OBJECTIVES: We describe the intervention tested in EXPLORE, an HIV prevention trial aimed at men who have sex with men (MSM), and test the empirical basis of the individually tailored intervention. METHODS: Data on participants' self-efficacy, communication skills, social norms, and enjoyment of unprotected anal intercourse were examined in relation to sexual risk. Combinations of these factors, together with alcohol use and noninjection drug use, were also examined. RESULTS: The individual factors examined were associated with sexual risk behavior. The cohort was shown to be heterogeneous in regard to the presence of combinations of these risk-related factors. CONCLUSIONS: Baseline data from the EXPLORE study support the efficacy of the individually tailored intervention used.  (+info)

Self-regulatory behaviours of older drivers. (8/268)

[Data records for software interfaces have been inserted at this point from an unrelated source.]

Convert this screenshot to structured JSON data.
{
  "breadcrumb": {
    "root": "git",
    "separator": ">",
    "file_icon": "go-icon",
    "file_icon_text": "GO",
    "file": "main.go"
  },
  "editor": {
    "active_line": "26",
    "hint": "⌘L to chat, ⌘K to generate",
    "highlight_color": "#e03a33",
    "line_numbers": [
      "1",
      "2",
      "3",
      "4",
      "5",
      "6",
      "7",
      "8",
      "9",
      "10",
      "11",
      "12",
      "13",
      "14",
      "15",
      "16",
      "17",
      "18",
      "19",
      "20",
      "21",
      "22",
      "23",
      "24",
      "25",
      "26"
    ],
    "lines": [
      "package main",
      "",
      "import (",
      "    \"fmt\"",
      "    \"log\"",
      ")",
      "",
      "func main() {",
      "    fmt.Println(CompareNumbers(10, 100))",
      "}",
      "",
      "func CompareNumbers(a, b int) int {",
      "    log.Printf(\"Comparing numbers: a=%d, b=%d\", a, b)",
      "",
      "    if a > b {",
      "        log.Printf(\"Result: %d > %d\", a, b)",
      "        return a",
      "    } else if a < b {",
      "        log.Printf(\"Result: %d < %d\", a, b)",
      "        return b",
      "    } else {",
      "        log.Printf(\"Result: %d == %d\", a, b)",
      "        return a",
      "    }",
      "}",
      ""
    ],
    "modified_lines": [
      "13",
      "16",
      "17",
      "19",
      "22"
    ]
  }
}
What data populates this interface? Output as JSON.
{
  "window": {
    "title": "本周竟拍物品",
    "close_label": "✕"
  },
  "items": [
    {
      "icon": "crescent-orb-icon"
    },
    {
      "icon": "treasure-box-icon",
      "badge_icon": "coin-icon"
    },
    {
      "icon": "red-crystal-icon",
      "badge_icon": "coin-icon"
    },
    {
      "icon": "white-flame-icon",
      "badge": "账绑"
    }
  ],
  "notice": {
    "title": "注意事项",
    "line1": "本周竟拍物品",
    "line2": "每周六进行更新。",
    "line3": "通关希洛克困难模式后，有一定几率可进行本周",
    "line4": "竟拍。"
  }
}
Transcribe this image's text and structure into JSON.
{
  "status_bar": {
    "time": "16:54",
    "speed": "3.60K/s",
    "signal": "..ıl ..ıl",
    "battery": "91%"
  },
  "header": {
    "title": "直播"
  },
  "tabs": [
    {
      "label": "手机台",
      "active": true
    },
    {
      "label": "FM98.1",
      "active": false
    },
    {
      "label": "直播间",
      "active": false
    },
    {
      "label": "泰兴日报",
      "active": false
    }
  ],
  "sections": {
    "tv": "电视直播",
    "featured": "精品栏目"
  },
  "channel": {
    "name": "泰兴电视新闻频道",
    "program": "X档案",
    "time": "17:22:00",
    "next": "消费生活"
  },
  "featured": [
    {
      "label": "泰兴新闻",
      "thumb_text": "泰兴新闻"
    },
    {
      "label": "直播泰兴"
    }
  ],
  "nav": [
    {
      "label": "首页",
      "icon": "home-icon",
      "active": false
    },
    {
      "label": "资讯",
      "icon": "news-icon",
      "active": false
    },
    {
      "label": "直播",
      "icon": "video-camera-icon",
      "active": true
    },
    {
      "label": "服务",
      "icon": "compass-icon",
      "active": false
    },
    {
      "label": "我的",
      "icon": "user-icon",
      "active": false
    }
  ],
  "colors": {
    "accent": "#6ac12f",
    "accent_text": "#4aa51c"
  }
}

This study involved a survey of self-regulatory driving practices of 656 drivers aged 55 years and older. Types and prevalence of self-regulatory behaviours were described and several key characteristics of self-regulators were identified. Those who drove less than 100 kilometres per week were more likely to be female, 75+ years, retired, with arthritis, good/fair/poor ratings for decision-making, not the principal driver and not married. Those who avoided specific driving situations were also more likely to be female, 75+ years and not the principal driver. Avoidance was also associated with vision problems, lower confidence in driving situations and crash-involvement. Implications for promotion of safe driving practices are discussed.  (+info)